═════ DATA EXCERPTS

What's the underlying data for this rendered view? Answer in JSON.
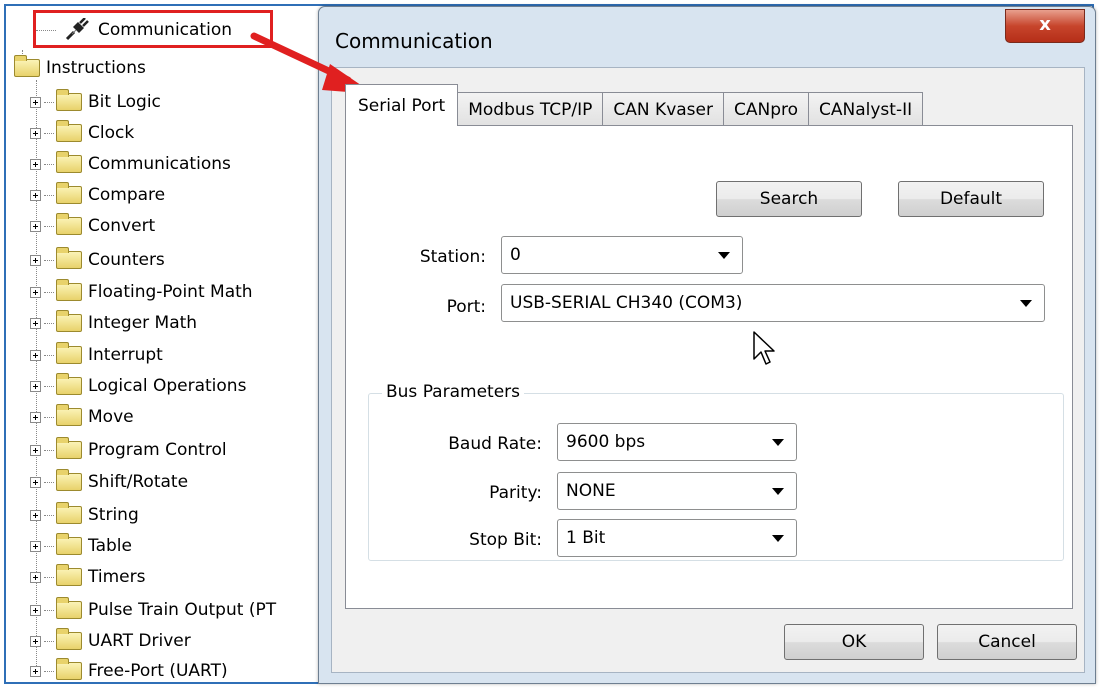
{
  "tree": {
    "communication_label": "Communication",
    "instructions_label": "Instructions",
    "folders": [
      "Bit Logic",
      "Clock",
      "Communications",
      "Compare",
      "Convert",
      "Counters",
      "Floating-Point Math",
      "Integer Math",
      "Interrupt",
      "Logical Operations",
      "Move",
      "Program Control",
      "Shift/Rotate",
      "String",
      "Table",
      "Timers",
      "Pulse Train Output (PT",
      "UART Driver",
      "Free-Port (UART)"
    ]
  },
  "dialog": {
    "title": "Communication",
    "close_label": "x",
    "tabs": [
      "Serial Port",
      "Modbus TCP/IP",
      "CAN Kvaser",
      "CANpro",
      "CANalyst-II"
    ],
    "active_tab": "Serial Port",
    "search_label": "Search",
    "default_label": "Default",
    "station_label": "Station:",
    "station_value": "0",
    "port_label": "Port:",
    "port_value": "USB-SERIAL CH340 (COM3)",
    "bus_parameters_title": "Bus Parameters",
    "baud_rate_label": "Baud Rate:",
    "baud_rate_value": "9600 bps",
    "parity_label": "Parity:",
    "parity_value": "NONE",
    "stop_bit_label": "Stop Bit:",
    "stop_bit_value": "1 Bit",
    "ok_label": "OK",
    "cancel_label": "Cancel"
  },
  "colors": {
    "highlight": "#e02020",
    "window_frame": "#d8e4f0",
    "close_button": "#c7452c",
    "folder": "#e8d26b"
  }
}
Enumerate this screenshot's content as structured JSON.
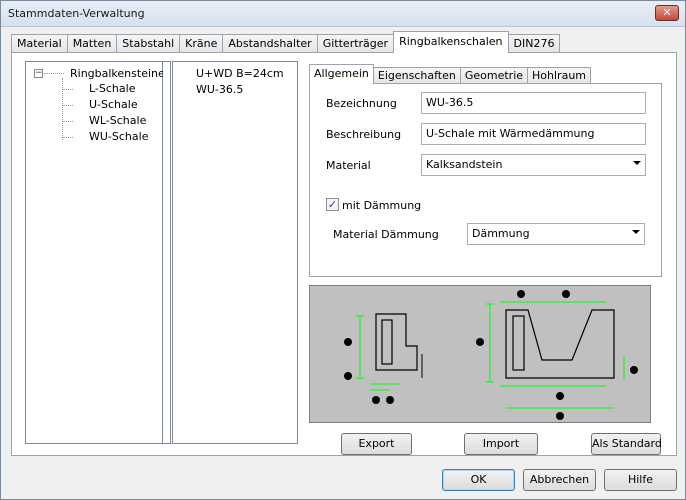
{
  "window": {
    "title": "Stammdaten-Verwaltung",
    "close_glyph": "✕"
  },
  "main_tabs": [
    {
      "label": "Material"
    },
    {
      "label": "Matten"
    },
    {
      "label": "Stabstahl"
    },
    {
      "label": "Kräne"
    },
    {
      "label": "Abstandshalter"
    },
    {
      "label": "Gitterträger"
    },
    {
      "label": "Ringbalkenschalen",
      "active": true
    },
    {
      "label": "DIN276"
    }
  ],
  "tree": {
    "expander_glyph": "−",
    "root": "Ringbalkensteine",
    "children": [
      "L-Schale",
      "U-Schale",
      "WL-Schale",
      "WU-Schale"
    ]
  },
  "list": {
    "items": [
      "U+WD B=24cm",
      "WU-36.5"
    ]
  },
  "detail_tabs": [
    {
      "label": "Allgemein",
      "active": true
    },
    {
      "label": "Eigenschaften"
    },
    {
      "label": "Geometrie"
    },
    {
      "label": "Hohlraum"
    }
  ],
  "form": {
    "bezeichnung_label": "Bezeichnung",
    "bezeichnung_value": "WU-36.5",
    "beschreibung_label": "Beschreibung",
    "beschreibung_value": "U-Schale mit Wärmedämmung",
    "material_label": "Material",
    "material_value": "Kalksandstein",
    "daemmung_check_label": "mit Dämmung",
    "daemmung_checked": true,
    "check_glyph": "✓",
    "material_daemmung_label": "Material Dämmung",
    "material_daemmung_value": "Dämmung"
  },
  "preview_buttons": {
    "export": "Export",
    "import": "Import",
    "standard": "Als Standard"
  },
  "dialog_buttons": {
    "ok": "OK",
    "cancel": "Abbrechen",
    "help": "Hilfe"
  },
  "colors": {
    "dimension": "#00ff00",
    "marker": "#000000",
    "preview_bg": "#c0c0c0"
  }
}
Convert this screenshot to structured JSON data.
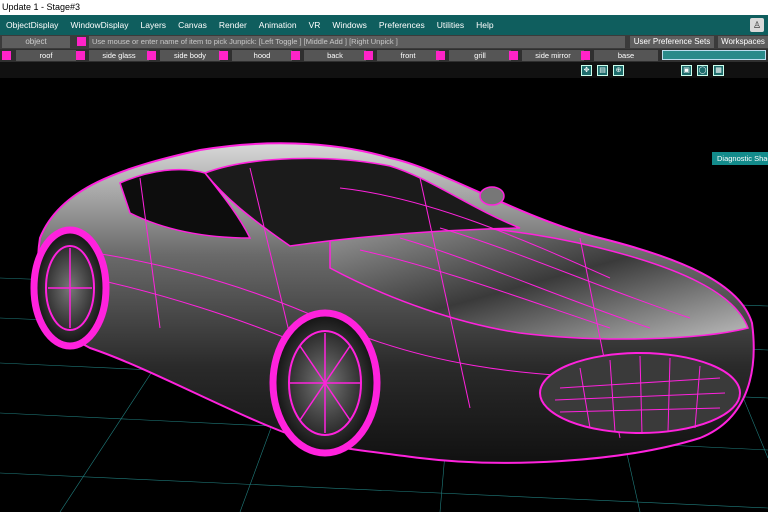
{
  "window": {
    "title": "Update 1  - Stage#3"
  },
  "menu": [
    "ObjectDisplay",
    "WindowDisplay",
    "Layers",
    "Canvas",
    "Render",
    "Animation",
    "VR",
    "Windows",
    "Preferences",
    "Utilities",
    "Help"
  ],
  "pick": {
    "object_field": "object",
    "hint": "Use mouse or enter name of item to pick Junpick: [Left Toggle ] [Middle Add ] [Right Unpick ]",
    "user_pref_label": "User Preference Sets",
    "workspaces_label": "Workspaces"
  },
  "layers": [
    "roof",
    "side glass",
    "side body",
    "hood",
    "back",
    "front",
    "grill",
    "side mirror",
    "base"
  ],
  "viewport": {
    "diagnostic_label": "Diagnostic Shading",
    "wire_color": "#ff22dd",
    "grid_color": "#2fb4b4"
  },
  "colors": {
    "menu_bg": "#0f5e5e",
    "layer_swatch": "#ff23c8",
    "teal_accent": "#138b8b"
  },
  "icons": [
    "user-icon",
    "camera-pan-icon",
    "camera-dolly-icon",
    "camera-zoom-icon",
    "fit-view-icon",
    "frame-icon",
    "grid-toggle-icon"
  ]
}
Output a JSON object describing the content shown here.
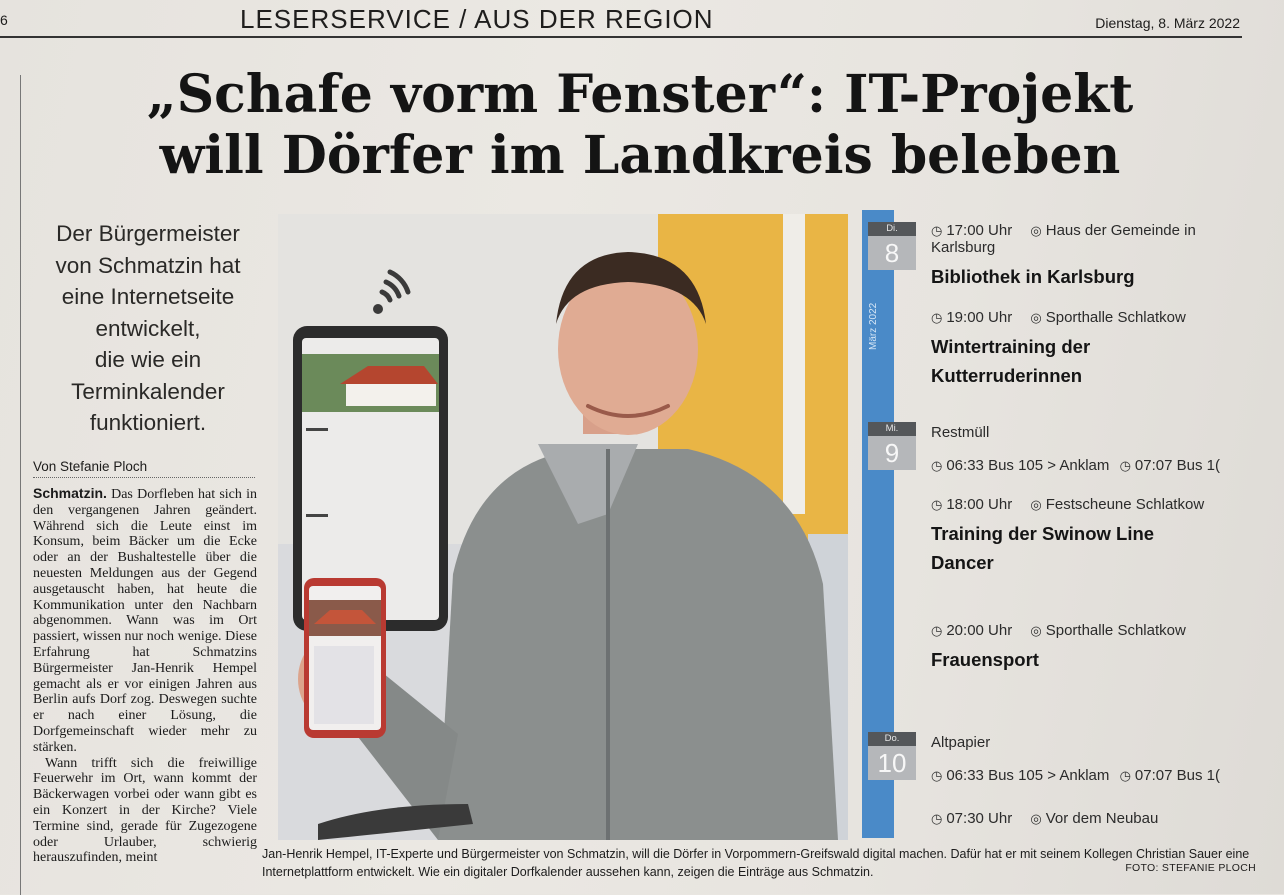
{
  "header": {
    "page_number": "6",
    "section": "LESERSERVICE / AUS DER REGION",
    "date": "Dienstag, 8. März 2022"
  },
  "article": {
    "headline_line1": "„Schafe vorm Fenster“: IT-Projekt",
    "headline_line2": "will Dörfer im Landkreis beleben",
    "teaser_lines": [
      "Der Bürgermeister",
      "von Schmatzin hat",
      "eine Internetseite",
      "entwickelt,",
      "die wie ein",
      "Terminkalender",
      "funktioniert."
    ],
    "byline": "Von Stefanie Ploch",
    "dateline": "Schmatzin.",
    "paragraph1": "Das Dorfleben hat sich in den vergangenen Jahren geändert. Während sich die Leute einst im Konsum, beim Bäcker um die Ecke oder an der Bushaltestelle über die neuesten Meldungen aus der Gegend ausgetauscht haben, hat heute die Kommunikation unter den Nachbarn abgenommen. Wann was im Ort passiert, wissen nur noch wenige. Diese Erfahrung hat Schmatzins Bürgermeister Jan-Henrik Hempel gemacht als er vor einigen Jahren aus Berlin aufs Dorf zog. Deswegen suchte er nach einer Lösung, die Dorfgemeinschaft wieder mehr zu stärken.",
    "paragraph2": "Wann trifft sich die freiwillige Feuerwehr im Ort, wann kommt der Bäckerwagen vorbei oder wann gibt es ein Konzert in der Kirche? Viele Termine sind, gerade für Zugezogene oder Urlauber, schwierig herauszufinden, meint",
    "caption": "Jan-Henrik Hempel, IT-Experte und Bürgermeister von Schmatzin, will die Dörfer in Vorpommern-Greifswald digital machen. Dafür hat er mit seinem Kollegen Christian Sauer eine Internetplattform entwickelt. Wie ein digitaler Dorfkalender aussehen kann, zeigen die Einträge aus Schmatzin.",
    "photo_credit": "FOTO: STEFANIE PLOCH"
  },
  "calendar": {
    "month_label": "März 2022",
    "days": [
      {
        "label": "Di.",
        "number": "8"
      },
      {
        "label": "Mi.",
        "number": "9"
      },
      {
        "label": "Do.",
        "number": "10"
      }
    ],
    "events": [
      {
        "time": "17:00 Uhr",
        "place": "Haus der Gemeinde in Karlsburg",
        "title": "Bibliothek in Karlsburg"
      },
      {
        "time": "19:00 Uhr",
        "place": "Sporthalle Schlatkow",
        "title_line1": "Wintertraining der",
        "title_line2": "Kutterruderinnen"
      },
      {
        "category": "Restmüll",
        "time1": "06:33",
        "route": "Bus 105 > Anklam",
        "time2": "07:07",
        "route2": "Bus 1("
      },
      {
        "time": "18:00 Uhr",
        "place": "Festscheune Schlatkow",
        "title_line1": "Training der Swinow Line",
        "title_line2": "Dancer"
      },
      {
        "time": "20:00 Uhr",
        "place": "Sporthalle Schlatkow",
        "title": "Frauensport"
      },
      {
        "category": "Altpapier",
        "time1": "06:33",
        "route": "Bus 105 > Anklam",
        "time2": "07:07",
        "route2": "Bus 1("
      },
      {
        "time": "07:30 Uhr",
        "place": "Vor dem Neubau"
      }
    ]
  },
  "colors": {
    "calendar_blue": "#4a8ac8",
    "day_label_bg": "#54575a",
    "day_number_bg": "#b5b7ba",
    "accent_yellow": "#e9b545"
  },
  "icons": [
    "wifi-icon",
    "clock-icon",
    "location-pin-icon"
  ]
}
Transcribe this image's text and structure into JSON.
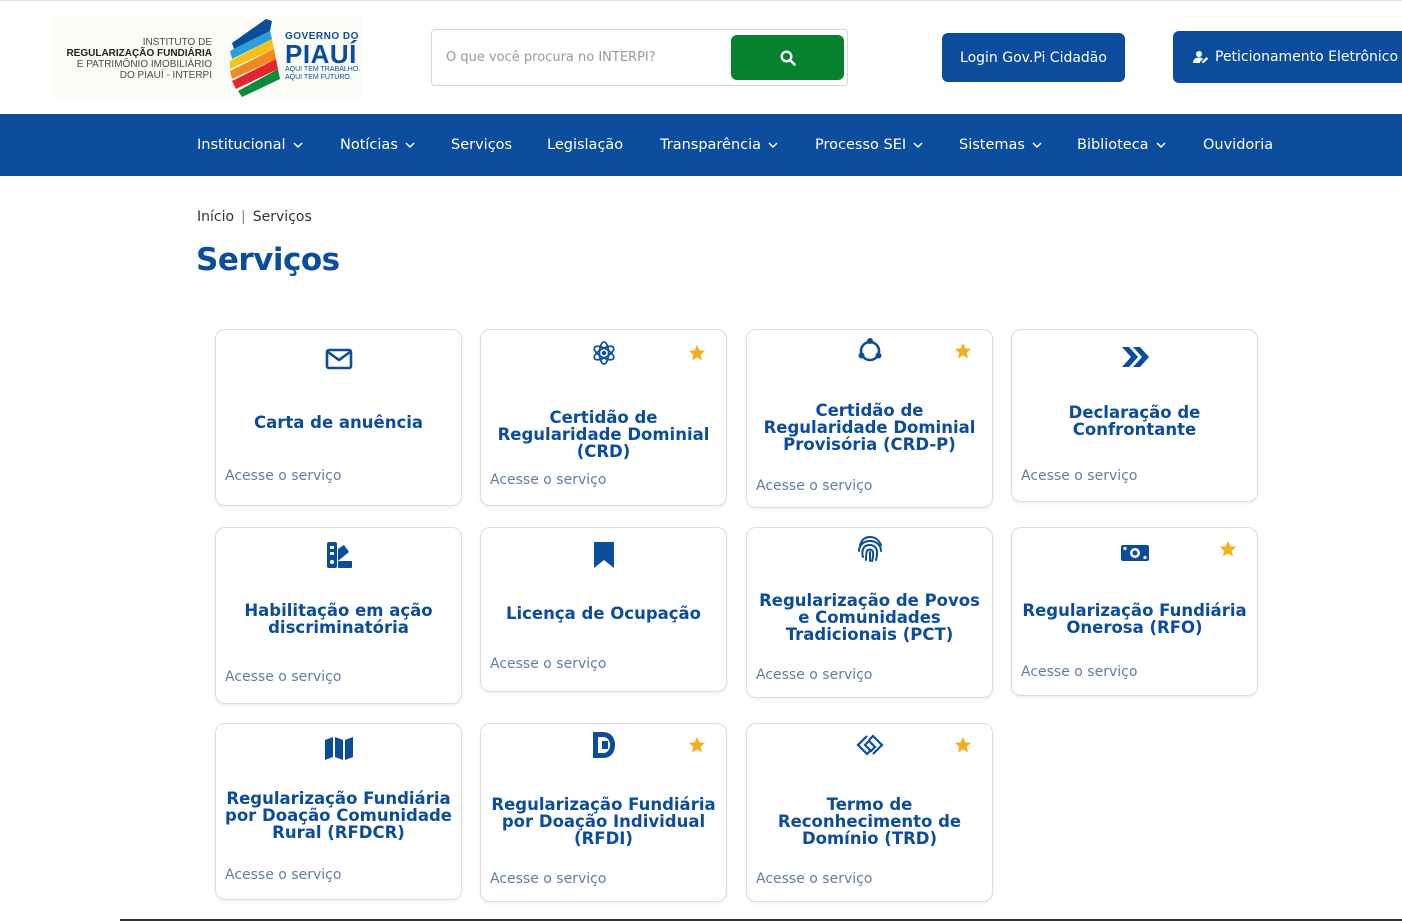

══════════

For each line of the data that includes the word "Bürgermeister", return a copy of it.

THE ANSWER:
      "Der Bürgermeister",
    "paragraph1": "Das Dorfleben hat sich in den vergangenen Jahren geändert. Während sich die Leute einst im Konsum, beim Bäcker um die Ecke oder an der Bushaltestelle über die neuesten Meldungen aus der Gegend ausgetauscht haben, hat heute die Kommunikation unter den Nachbarn abgenommen. Wann was im Ort passiert, wissen nur noch wenige. Diese Erfahrung hat Schmatzins Bürgermeister Jan-Henrik Hempel gemacht als er vor einigen Jahren aus Berlin aufs Dorf zog. Deswegen suchte er nach einer Lösung, die Dorfgemeinschaft wieder mehr zu stärken.",
    "caption": "Jan-Henrik Hempel, IT-Experte und Bürgermeister von Schmatzin, will die Dörfer in Vorpommern-Greifswald digital machen. Dafür hat er mit seinem Kollegen Christian Sauer eine Internetplattform entwickelt. Wie ein digitaler Dorfkalender aussehen kann, zeigen die Einträge aus Schmatzin.",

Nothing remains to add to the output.